“Last winter, we had to use scraps of plastic and shoes for heating because there were no safe heating materials available,” says Ahmed Al-Mohammed, who lives in a camp for displaced people in Dana, in northwest Syria’s Idlib province. “Life in the camp is hard and winters here are harsh.”
Some two million people live in camps in northwest Syria after being displaced from their homes by the country’s 12-year-long conflict. The camps are overcrowded, and their infrastructure is basic or even non-existent: many lack roads, electricity, running water, toilets, shower blocks and storm drains. Often, they are situated in remote, flood-prone areas, far from towns and essential services such as schools, markets, and health centres.
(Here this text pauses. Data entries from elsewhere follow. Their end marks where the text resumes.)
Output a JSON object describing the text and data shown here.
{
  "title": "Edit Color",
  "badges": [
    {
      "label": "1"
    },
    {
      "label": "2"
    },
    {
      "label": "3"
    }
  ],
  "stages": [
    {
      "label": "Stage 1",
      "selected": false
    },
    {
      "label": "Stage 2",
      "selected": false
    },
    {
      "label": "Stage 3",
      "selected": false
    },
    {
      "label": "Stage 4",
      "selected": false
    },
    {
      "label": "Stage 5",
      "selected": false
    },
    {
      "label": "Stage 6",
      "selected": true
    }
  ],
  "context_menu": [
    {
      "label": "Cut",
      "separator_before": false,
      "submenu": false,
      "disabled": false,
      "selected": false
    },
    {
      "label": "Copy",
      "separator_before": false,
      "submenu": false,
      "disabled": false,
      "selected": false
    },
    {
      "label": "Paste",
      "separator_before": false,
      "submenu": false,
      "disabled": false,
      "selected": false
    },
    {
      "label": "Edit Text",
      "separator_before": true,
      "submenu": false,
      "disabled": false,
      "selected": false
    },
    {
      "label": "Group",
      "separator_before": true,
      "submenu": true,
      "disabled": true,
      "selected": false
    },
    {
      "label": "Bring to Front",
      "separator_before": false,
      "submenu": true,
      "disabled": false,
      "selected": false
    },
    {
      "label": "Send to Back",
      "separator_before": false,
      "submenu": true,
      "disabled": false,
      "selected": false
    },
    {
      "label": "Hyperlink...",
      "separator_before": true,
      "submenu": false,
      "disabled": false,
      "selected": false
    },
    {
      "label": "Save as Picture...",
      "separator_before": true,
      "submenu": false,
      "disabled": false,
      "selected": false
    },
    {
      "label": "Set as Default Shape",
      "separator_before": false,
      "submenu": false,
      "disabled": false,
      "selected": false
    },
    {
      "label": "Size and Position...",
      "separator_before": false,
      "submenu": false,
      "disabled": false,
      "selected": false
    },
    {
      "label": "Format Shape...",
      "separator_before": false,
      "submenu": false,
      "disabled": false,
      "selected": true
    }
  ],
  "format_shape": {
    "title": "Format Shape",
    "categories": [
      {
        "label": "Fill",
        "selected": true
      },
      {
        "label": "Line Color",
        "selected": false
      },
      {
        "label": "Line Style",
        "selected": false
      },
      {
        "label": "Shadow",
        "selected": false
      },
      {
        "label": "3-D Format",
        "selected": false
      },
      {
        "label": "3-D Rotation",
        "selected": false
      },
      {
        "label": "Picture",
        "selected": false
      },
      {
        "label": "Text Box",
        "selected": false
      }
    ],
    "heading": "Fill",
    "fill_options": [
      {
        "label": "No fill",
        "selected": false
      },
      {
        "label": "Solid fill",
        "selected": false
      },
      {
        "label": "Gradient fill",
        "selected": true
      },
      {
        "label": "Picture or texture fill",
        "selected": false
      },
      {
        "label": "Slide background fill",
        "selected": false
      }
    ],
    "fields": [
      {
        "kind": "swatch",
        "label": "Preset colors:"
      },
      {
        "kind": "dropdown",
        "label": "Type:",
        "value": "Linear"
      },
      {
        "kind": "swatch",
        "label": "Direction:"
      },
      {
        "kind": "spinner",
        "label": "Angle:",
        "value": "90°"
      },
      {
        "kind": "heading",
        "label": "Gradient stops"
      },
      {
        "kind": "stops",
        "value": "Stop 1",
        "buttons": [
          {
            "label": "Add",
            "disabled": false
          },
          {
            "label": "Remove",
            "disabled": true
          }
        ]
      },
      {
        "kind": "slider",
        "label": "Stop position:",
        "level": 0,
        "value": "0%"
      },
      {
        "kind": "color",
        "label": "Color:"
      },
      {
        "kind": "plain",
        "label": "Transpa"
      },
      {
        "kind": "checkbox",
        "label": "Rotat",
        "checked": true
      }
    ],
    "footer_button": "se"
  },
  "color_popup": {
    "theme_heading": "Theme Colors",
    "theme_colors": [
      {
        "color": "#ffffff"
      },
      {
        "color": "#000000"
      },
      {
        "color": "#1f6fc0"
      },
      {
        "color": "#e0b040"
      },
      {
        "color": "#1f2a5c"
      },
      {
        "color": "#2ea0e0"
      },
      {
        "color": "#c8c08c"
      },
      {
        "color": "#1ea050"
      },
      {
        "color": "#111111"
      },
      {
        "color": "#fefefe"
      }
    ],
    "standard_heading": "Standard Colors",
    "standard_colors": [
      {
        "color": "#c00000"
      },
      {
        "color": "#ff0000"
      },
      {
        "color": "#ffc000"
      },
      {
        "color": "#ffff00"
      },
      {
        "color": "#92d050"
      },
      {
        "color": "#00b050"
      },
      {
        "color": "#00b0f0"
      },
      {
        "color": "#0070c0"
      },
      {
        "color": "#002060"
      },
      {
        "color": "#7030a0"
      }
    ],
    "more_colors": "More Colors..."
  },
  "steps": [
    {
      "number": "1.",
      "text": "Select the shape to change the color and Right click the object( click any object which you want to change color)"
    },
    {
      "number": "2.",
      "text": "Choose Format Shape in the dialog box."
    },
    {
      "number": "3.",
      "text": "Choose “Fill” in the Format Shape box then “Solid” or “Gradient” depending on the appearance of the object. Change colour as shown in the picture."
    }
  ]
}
Poor roads and insecurity as a result of the ongoing conflict combine to make camp residents even more isolated.
Living conditions in the camps have deteriorated further since the devastating earthquakes which struck the region in February 2023, while a recent escalation in violence, which began on 5 October, has seen a further 40,000 people in the region displaced from their homes.
Now winter is approaching. Temperatures in this region frequently drop as low as 5 degrees centigrade, often accompanied by strong winds and heavy rains, causing flooding, and destroying the fragile tents in which camp residents live. Meanwhile, a shortfall in aid funding has resulted in a limited provision of assistance.
MSF teams visiting 23 camps in the Dana, Atma and Maarat Misrin areas of Idlib province found that more than 4,400 households lacked the basic means of protecting themselves from the cold. Many people’s tents were only intended to be temporary shelters and are unable to withstand strong winds or heavy rains.